It was one evening after dinner, while having light conversations with some of the brethren of our Dominican community in Manila when I realized that I have been assigned in the same convent for almost 14 years already. A year after I was ordained in 1993, I have been assigned to St. John Lateran Convent in Intramuros, Manila, working as a school administrator at Colegio de San Juan de Letran ever since. And so I entertained the thought of volunteering myself to be assigned to General Santos City, one of our mission areas in Mindanao. I told the mission promoter to tell the Prior Provincial about it, while I daydream of enjoying fresh grilled tuna or tuna sashimi, as the city is known as the “Tuna Capital of the Philippines”.
After the Provincial chapter, the Prior Provincial told me that he heard some good news about me, since I wanted to volunteer to go to the missions. I smiled and thought that I was going to get what I wished for. But the Prior Provincial told me that since I wanted to volunteer to go to the missions, he was assigning me not to General Santos City, but to Babuyan Islands! Babuyan Islands is a group of five remote and isolated islands in the north of the Philippines where Filipino Dominicans administer a school and a parish on two of the more populated islands.
Back then, the islands do not have electricity, no public markets, no hospitals, no doctors, and no internet! It is often visited by typhoons, which makes crossing the Babuyan Channel very challenging. Later, I realized that those times made me closer to God, really praying hard that I would make it alive after every voyage on jam packed and overloaded boats in treacherous sea conditions! I have one word to describe how it was to cross the sea to and from the island – it’s suicidal! That is why when my friends and acquaintances knew about my new assignment, they asked me what wrongdoing I have done to be sent to this far flung island.

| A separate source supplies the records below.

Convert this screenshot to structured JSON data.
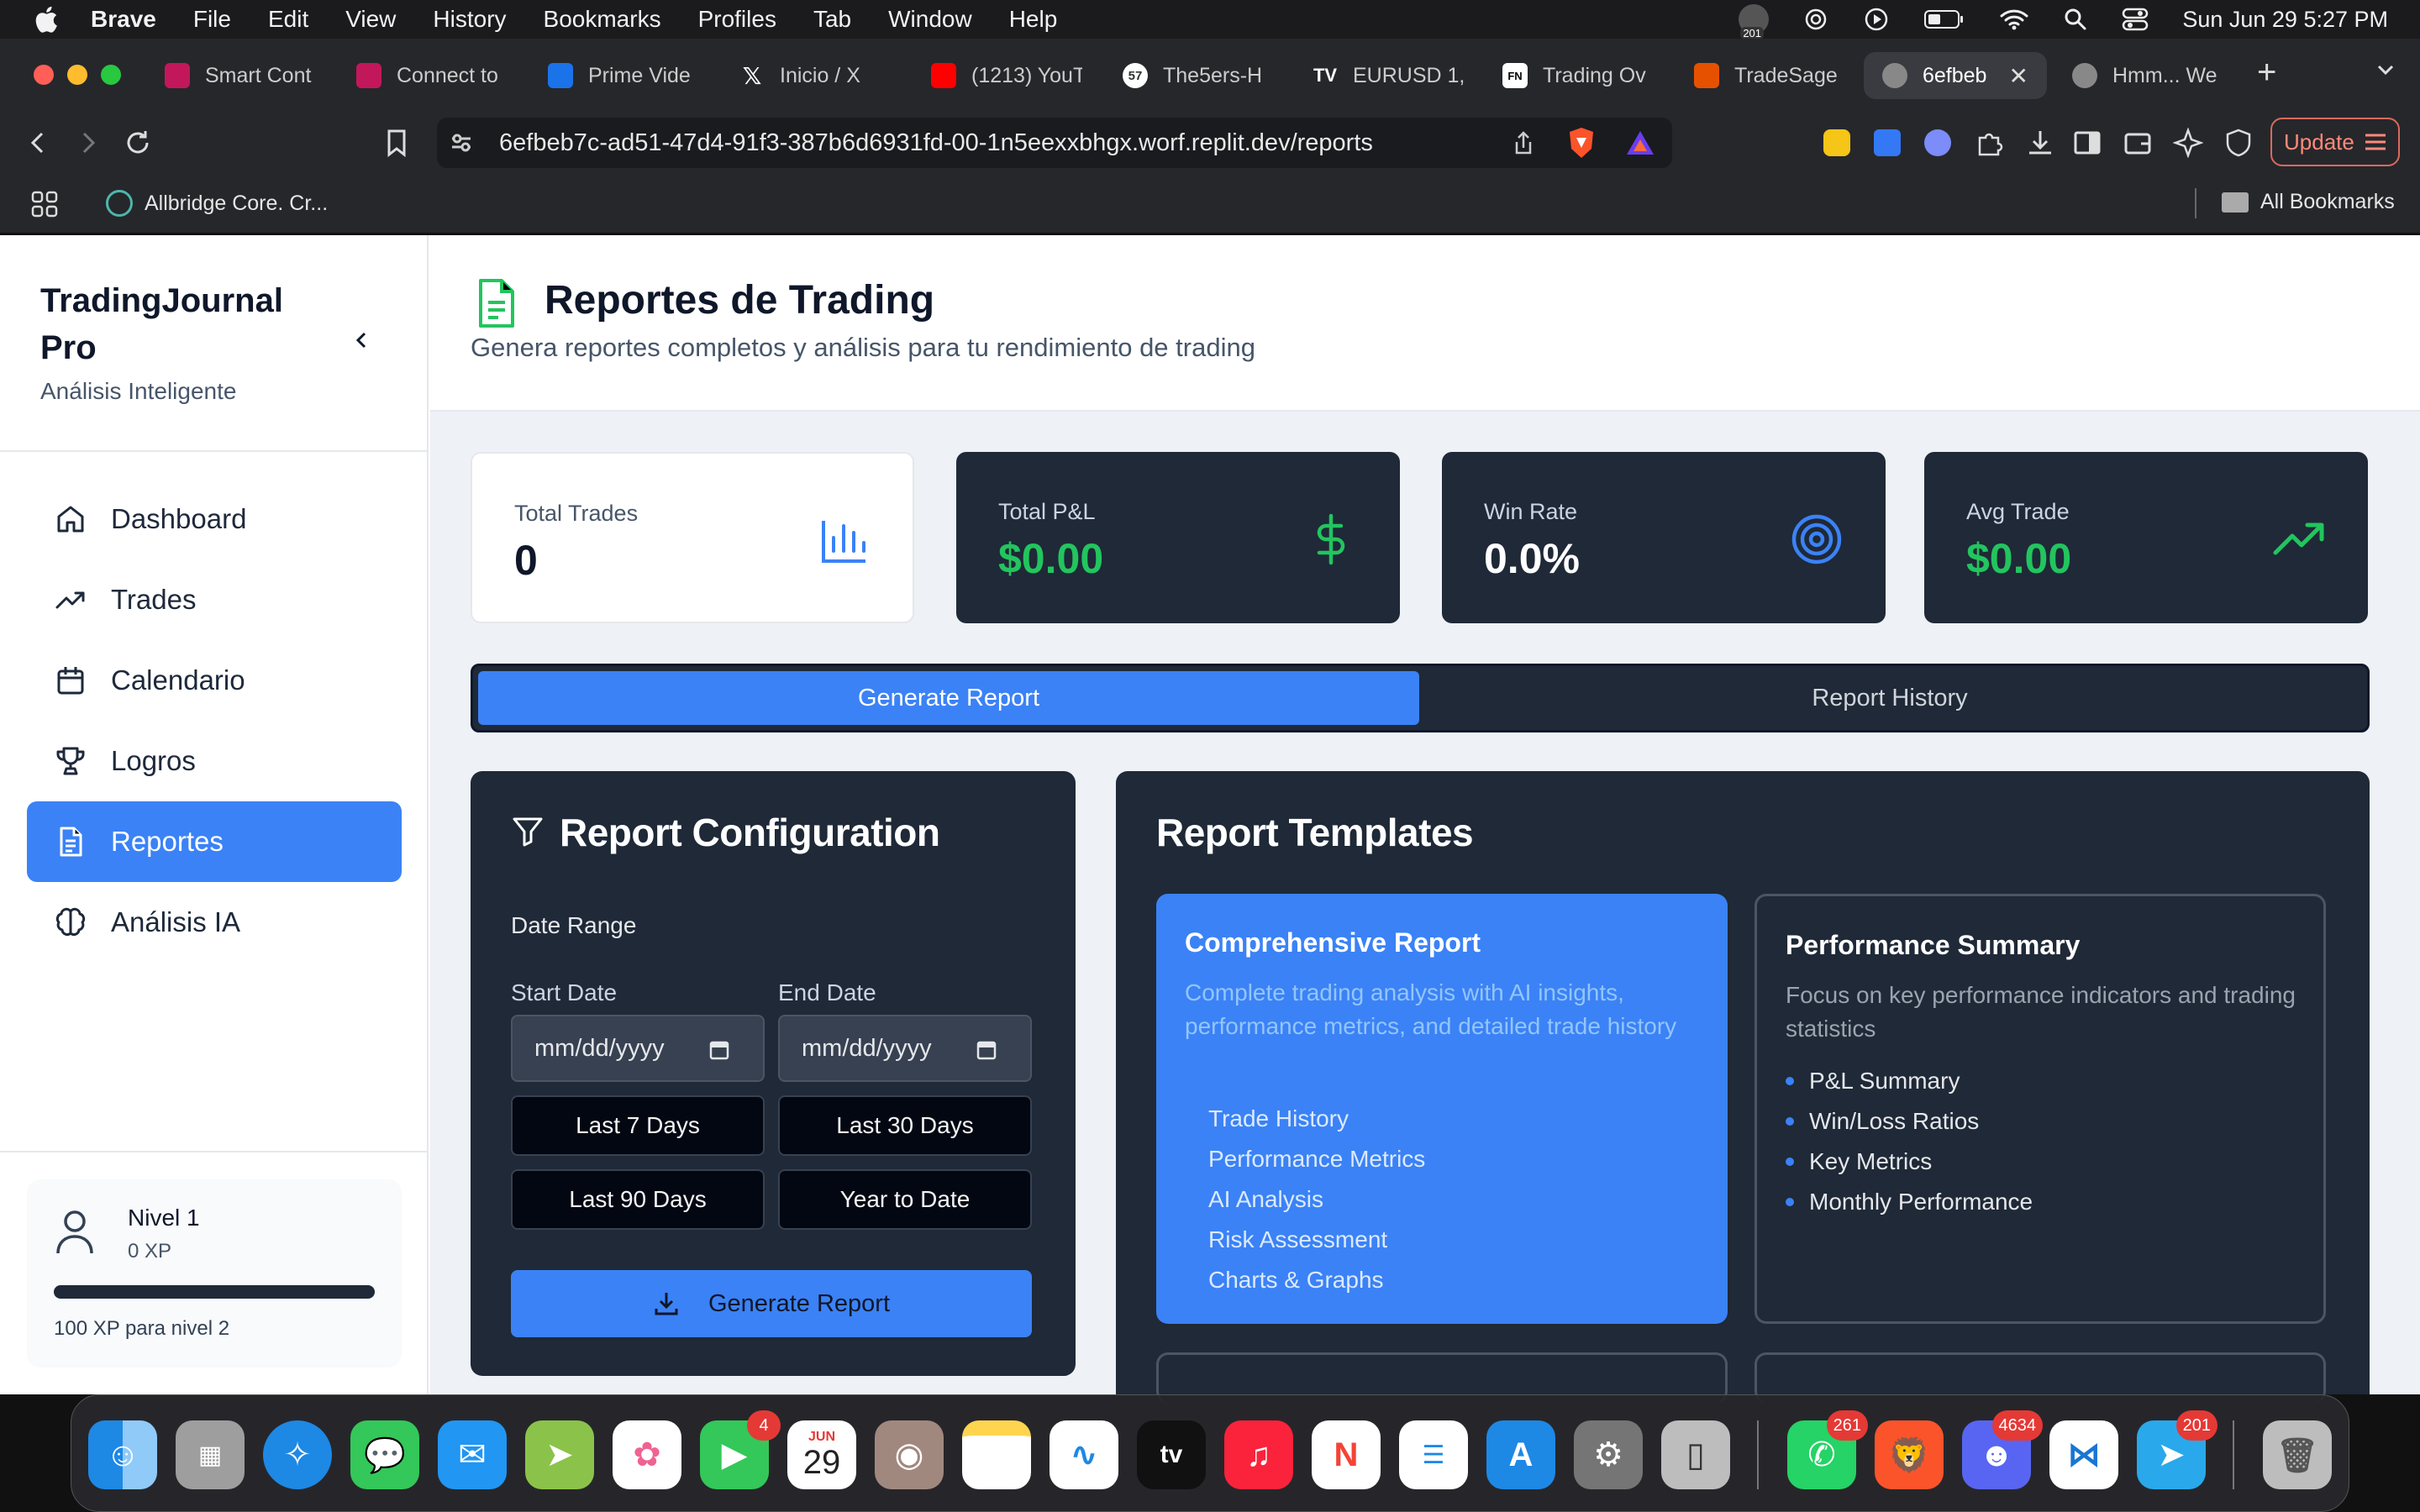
{
  "os_menubar": {
    "app_name": "Brave",
    "menus": [
      "File",
      "Edit",
      "View",
      "History",
      "Bookmarks",
      "Profiles",
      "Tab",
      "Window",
      "Help"
    ],
    "clock": "Sun Jun 29  5:27 PM",
    "status_badge": "201"
  },
  "browser": {
    "tabs": [
      {
        "label": "Smart Cont",
        "color": "#c2185b"
      },
      {
        "label": "Connect to",
        "color": "#c2185b"
      },
      {
        "label": "Prime Vide",
        "color": "#1a73e8"
      },
      {
        "label": "Inicio / X",
        "color": "#000000"
      },
      {
        "label": "(1213) YouT",
        "color": "#ff0000"
      },
      {
        "label": "The5ers-H",
        "color": "#ffffff"
      },
      {
        "label": "EURUSD 1,",
        "color": "#000000"
      },
      {
        "label": "Trading Ov",
        "color": "#ffffff"
      },
      {
        "label": "TradeSage",
        "color": "#e65100"
      },
      {
        "label": "6efbeb",
        "color": "#888888"
      },
      {
        "label": "Hmm... We",
        "color": "#888888"
      }
    ],
    "url": "6efbeb7c-ad51-47d4-91f3-387b6d6931fd-00-1n5eexxbhgx.worf.replit.dev/reports",
    "bookmark_item": "Allbridge Core. Cr...",
    "all_bookmarks": "All Bookmarks",
    "update_label": "Update"
  },
  "sidebar": {
    "title": "TradingJournal Pro",
    "subtitle": "Análisis Inteligente",
    "items": [
      {
        "label": "Dashboard",
        "icon": "home-icon"
      },
      {
        "label": "Trades",
        "icon": "trending-up-icon"
      },
      {
        "label": "Calendario",
        "icon": "calendar-icon"
      },
      {
        "label": "Logros",
        "icon": "trophy-icon"
      },
      {
        "label": "Reportes",
        "icon": "file-text-icon",
        "active": true
      },
      {
        "label": "Análisis IA",
        "icon": "brain-icon"
      }
    ],
    "level": {
      "title": "Nivel 1",
      "xp": "0 XP",
      "next": "100 XP para nivel 2",
      "progress": 0
    }
  },
  "header": {
    "title": "Reportes de Trading",
    "subtitle": "Genera reportes completos y análisis para tu rendimiento de trading"
  },
  "stats": [
    {
      "label": "Total Trades",
      "value": "0",
      "icon": "bar-chart-icon"
    },
    {
      "label": "Total P&L",
      "value": "$0.00",
      "icon": "dollar-icon"
    },
    {
      "label": "Win Rate",
      "value": "0.0%",
      "icon": "target-icon"
    },
    {
      "label": "Avg Trade",
      "value": "$0.00",
      "icon": "trending-up-icon"
    }
  ],
  "toggle": {
    "generate": "Generate Report",
    "history": "Report History"
  },
  "config": {
    "title": "Report Configuration",
    "date_range": "Date Range",
    "start_label": "Start Date",
    "end_label": "End Date",
    "start_placeholder": "mm/dd/yyyy",
    "end_placeholder": "mm/dd/yyyy",
    "quick": [
      "Last 7 Days",
      "Last 30 Days",
      "Last 90 Days",
      "Year to Date"
    ],
    "generate": "Generate Report"
  },
  "templates": {
    "title": "Report Templates",
    "items": [
      {
        "title": "Comprehensive Report",
        "desc": "Complete trading analysis with AI insights, performance metrics, and detailed trade history",
        "features": [
          "Trade History",
          "Performance Metrics",
          "AI Analysis",
          "Risk Assessment",
          "Charts & Graphs"
        ]
      },
      {
        "title": "Performance Summary",
        "desc": "Focus on key performance indicators and trading statistics",
        "features": [
          "P&L Summary",
          "Win/Loss Ratios",
          "Key Metrics",
          "Monthly Performance"
        ]
      }
    ]
  },
  "dock": {
    "calendar_month": "JUN",
    "calendar_day": "29",
    "badges": {
      "facetime": "4",
      "whatsapp": "261",
      "discord": "4634",
      "telegram": "201"
    }
  },
  "colors": {
    "accent": "#3b82f6",
    "positive": "#22c55e",
    "card": "#1f2937"
  }
}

I was sent alone to Camiguin Norte Island in 2008 to be the parish priest of St. Vincent Ferrer Parish and the school director of Lyceum of Camiguin, a mission high school of the Dominican mission station on the island. The island belonged to a fifth class municipality, which means that more than fifty percent of its population lives in poverty. The people’s sources of livelihood on the island are fishing and farming. About one third of its approximately 6,000 population are of school age. There are 4 public elementary schools, a public high school and the Dominican mission high school. There is no college education on the island, and those who would like to pursue higher education would have to go to the mainland, about 4 to 6 hours by boat… depending on the weather and the size and load of the boat!
On my first month in the island, some church volunteers told me that there was a scheduled mass on the following day, since it was the feast day in one of the settlements where there is a small chapel. When I asked them where the chapel is located, they told me it was just nearby. And so on the following morning, we started walking at about 6:00 AM, since there are no roads - only trails, and there is also no land transportation on the island. When it was almost 8:00 AM and we have not yet reached the chapel, I asked them why they said it was near, when in fact it was very far. They said that they were afraid I might not come if they told me that it was very far! Afterwards, when I looked at the map, we walked for approximately 10 kilometers up the mountains.
Before reaching the chapel, I met a group of elementary students who were walking on their way to school. I greeted them good morning and introduced myself as their new parish priest. When I asked them where their school was, they told me that it was near the parish church. I suddenly realized that these children walk for about one or two hours every day to go to school! If it is raining, they use banana leaves because they do not have umbrellas. They carry their slippers because it gets stuck on the muddy trails. They do not have school bags to put their notebooks or pad paper, they use plastic bags. If some students do not have a pencil, because either they do not have money to buy or there are no pencils available in the stores, those who have would sometimes share them by breaking the pencils into pieces so that each one may have a piece to write with.
In the summer of 2009, a group of mountaineers and photographers came to my parish on a whale watching expedition. They also brought pencils and other school supplies to be distributed to the school children. They call their group the Black Pencil Project. They go to remote and isolated communities to help children with the tools they need for their education. The following year, I volunteered to do the same thing as what the Black Pencil Project was doing. I tried to ask for donations of schools supplies, with the help of volunteers, to be donated to the children. We were able to gather enough school supplies to provide about 1,200 elementary school children. Most of the volunteers became regular visitors of the island. They do not only provide school supplies to the children, they also teach the community how to protect and to take care of the environment. We were also able to build a public library for the community, with the help of generous benefactors. Eventually, I became a core group member of the Black Pencil Project a few years later. Now on its 10thyear, the Black Pencil Project still goes to Babuyan Islands every summer, when weather conditions are much better, to help the children with their dreams for a brighter future.
Fr. Jose Martin Sibug, OP
Promoter of the Missions 2016-2020
Dominican Province of the Philippines